A recognized sustainability leader, Unilever is making progress on its Sustainable Living Plan, which aims to double the company’s size while reducing its environmental impact by 2020. Over 55 percent of its agricultural raw materials are now reportedly sustainably sourced, more than halfway to its 100 percent 2020 target. The company also reports it is nearly 40 percent of the way to reaching its goal of improving the health and wellbeing of over one billion people by 2020; it has trained 800,000 smallholder farmers since 2010 and provided 238,000 women with access to training, support and skills.
The breadth of Unilever’s sustainability initiatives is apparently paying off; the CPG giant announced last month that its ‘sustainable living brands,’ including Dove, LifeBuoy, Ben & Jerry’s and Comfort, are growing twice as fast as its other brands.

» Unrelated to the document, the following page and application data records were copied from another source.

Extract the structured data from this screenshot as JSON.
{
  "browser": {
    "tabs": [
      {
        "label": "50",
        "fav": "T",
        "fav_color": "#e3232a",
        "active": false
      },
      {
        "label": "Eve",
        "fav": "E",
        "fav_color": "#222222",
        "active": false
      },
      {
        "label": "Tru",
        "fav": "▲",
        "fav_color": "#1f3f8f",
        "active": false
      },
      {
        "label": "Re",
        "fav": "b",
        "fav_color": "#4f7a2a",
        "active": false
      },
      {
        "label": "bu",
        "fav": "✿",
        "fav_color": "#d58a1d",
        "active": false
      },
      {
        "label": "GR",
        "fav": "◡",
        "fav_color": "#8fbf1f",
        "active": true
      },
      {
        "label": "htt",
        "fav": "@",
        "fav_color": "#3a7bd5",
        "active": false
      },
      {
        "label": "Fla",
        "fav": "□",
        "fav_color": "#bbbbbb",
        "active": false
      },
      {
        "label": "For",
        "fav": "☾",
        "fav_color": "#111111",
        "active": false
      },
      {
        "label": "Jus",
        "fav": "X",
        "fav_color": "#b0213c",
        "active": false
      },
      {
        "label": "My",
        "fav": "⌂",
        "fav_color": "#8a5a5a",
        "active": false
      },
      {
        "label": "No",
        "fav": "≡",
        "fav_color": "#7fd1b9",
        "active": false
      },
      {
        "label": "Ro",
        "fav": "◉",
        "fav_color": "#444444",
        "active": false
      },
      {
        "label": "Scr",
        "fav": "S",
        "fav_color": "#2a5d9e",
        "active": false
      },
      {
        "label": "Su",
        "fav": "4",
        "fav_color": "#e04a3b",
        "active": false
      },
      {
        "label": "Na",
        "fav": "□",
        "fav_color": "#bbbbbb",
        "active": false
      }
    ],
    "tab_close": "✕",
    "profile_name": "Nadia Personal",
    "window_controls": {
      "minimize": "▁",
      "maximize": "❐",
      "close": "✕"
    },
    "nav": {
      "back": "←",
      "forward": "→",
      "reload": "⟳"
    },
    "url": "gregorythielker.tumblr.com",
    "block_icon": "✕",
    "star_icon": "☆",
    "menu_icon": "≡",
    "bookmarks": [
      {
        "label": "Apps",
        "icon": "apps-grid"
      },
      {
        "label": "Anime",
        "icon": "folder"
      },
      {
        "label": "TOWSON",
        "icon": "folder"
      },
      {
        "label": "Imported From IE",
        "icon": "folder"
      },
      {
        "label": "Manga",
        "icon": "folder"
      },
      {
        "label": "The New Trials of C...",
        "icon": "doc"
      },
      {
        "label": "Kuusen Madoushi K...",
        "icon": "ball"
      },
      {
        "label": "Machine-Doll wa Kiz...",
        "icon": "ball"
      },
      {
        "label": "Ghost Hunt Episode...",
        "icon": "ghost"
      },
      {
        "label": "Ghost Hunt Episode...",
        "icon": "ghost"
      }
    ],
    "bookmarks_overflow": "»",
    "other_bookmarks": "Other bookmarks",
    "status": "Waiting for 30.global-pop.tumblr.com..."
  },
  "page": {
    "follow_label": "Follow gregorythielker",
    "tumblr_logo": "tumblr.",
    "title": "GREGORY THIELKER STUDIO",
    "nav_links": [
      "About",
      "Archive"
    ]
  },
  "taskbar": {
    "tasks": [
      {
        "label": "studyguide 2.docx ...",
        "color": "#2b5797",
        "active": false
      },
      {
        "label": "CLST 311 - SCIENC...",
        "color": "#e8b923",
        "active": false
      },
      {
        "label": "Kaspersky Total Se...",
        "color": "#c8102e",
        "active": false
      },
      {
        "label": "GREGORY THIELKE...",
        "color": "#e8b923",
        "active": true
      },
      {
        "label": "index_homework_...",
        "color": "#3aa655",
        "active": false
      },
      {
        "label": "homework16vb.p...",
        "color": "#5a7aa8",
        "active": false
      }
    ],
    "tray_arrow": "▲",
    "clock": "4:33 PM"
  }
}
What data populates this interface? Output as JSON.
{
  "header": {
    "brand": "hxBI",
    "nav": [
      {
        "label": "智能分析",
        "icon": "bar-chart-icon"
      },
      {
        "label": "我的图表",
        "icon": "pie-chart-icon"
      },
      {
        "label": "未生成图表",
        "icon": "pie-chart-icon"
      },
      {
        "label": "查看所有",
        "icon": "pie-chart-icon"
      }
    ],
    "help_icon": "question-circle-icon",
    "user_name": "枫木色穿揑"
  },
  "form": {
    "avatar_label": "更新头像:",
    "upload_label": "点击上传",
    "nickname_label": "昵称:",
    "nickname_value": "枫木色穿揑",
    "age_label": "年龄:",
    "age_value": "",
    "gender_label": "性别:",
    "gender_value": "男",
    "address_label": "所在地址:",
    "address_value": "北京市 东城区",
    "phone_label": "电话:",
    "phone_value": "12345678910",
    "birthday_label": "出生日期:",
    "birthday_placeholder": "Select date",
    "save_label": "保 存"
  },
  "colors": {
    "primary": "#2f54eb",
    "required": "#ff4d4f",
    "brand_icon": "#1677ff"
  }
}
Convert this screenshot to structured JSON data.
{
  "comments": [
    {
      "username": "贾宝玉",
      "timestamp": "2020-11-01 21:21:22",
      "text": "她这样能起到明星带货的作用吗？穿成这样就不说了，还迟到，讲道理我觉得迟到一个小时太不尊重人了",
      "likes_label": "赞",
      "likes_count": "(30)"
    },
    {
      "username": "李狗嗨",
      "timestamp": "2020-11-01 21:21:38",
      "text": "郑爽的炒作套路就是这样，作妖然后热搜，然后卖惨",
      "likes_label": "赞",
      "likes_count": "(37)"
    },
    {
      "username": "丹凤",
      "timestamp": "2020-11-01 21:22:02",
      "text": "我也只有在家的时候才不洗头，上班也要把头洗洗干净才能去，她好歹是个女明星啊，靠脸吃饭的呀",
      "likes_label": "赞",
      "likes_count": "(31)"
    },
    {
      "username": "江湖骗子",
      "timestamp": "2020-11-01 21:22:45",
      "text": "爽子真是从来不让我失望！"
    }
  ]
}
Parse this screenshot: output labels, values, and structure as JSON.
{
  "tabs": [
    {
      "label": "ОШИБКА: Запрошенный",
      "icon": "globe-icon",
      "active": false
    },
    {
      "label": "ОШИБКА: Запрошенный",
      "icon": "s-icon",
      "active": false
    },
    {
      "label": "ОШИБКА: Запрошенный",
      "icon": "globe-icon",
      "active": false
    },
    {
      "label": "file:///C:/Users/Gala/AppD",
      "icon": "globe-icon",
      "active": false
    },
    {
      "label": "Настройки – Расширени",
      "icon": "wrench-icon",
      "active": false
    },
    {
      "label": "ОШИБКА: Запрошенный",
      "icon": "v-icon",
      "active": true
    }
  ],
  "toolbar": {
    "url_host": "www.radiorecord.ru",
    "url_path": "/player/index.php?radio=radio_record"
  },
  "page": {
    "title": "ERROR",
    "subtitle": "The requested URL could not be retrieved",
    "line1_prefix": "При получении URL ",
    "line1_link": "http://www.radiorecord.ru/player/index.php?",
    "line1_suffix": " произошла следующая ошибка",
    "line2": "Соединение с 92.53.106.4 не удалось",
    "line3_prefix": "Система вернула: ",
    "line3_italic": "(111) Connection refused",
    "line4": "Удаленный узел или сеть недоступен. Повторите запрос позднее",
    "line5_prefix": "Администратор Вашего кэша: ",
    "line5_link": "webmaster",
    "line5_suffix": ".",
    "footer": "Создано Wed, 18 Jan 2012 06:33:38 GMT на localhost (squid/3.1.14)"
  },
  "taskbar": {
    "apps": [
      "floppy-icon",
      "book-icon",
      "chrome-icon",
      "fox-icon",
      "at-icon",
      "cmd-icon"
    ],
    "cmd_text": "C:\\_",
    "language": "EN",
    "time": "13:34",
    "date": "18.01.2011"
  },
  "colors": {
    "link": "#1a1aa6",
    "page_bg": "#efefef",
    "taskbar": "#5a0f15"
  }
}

Unilever isn’t the only multinational corporation engaging citizens to help develop solutions to ongoing global sustainability challenges — in January, chemical giant BASF launched its Creator Space tour with the goal of doing just that. Since then, the tour has traveled to places including Mumbai, to address water and nutrition challenges; Ludwigshafen, Germany, to discuss smart energy and mobility; and Chicago, to brainstorm sustainable food solutions.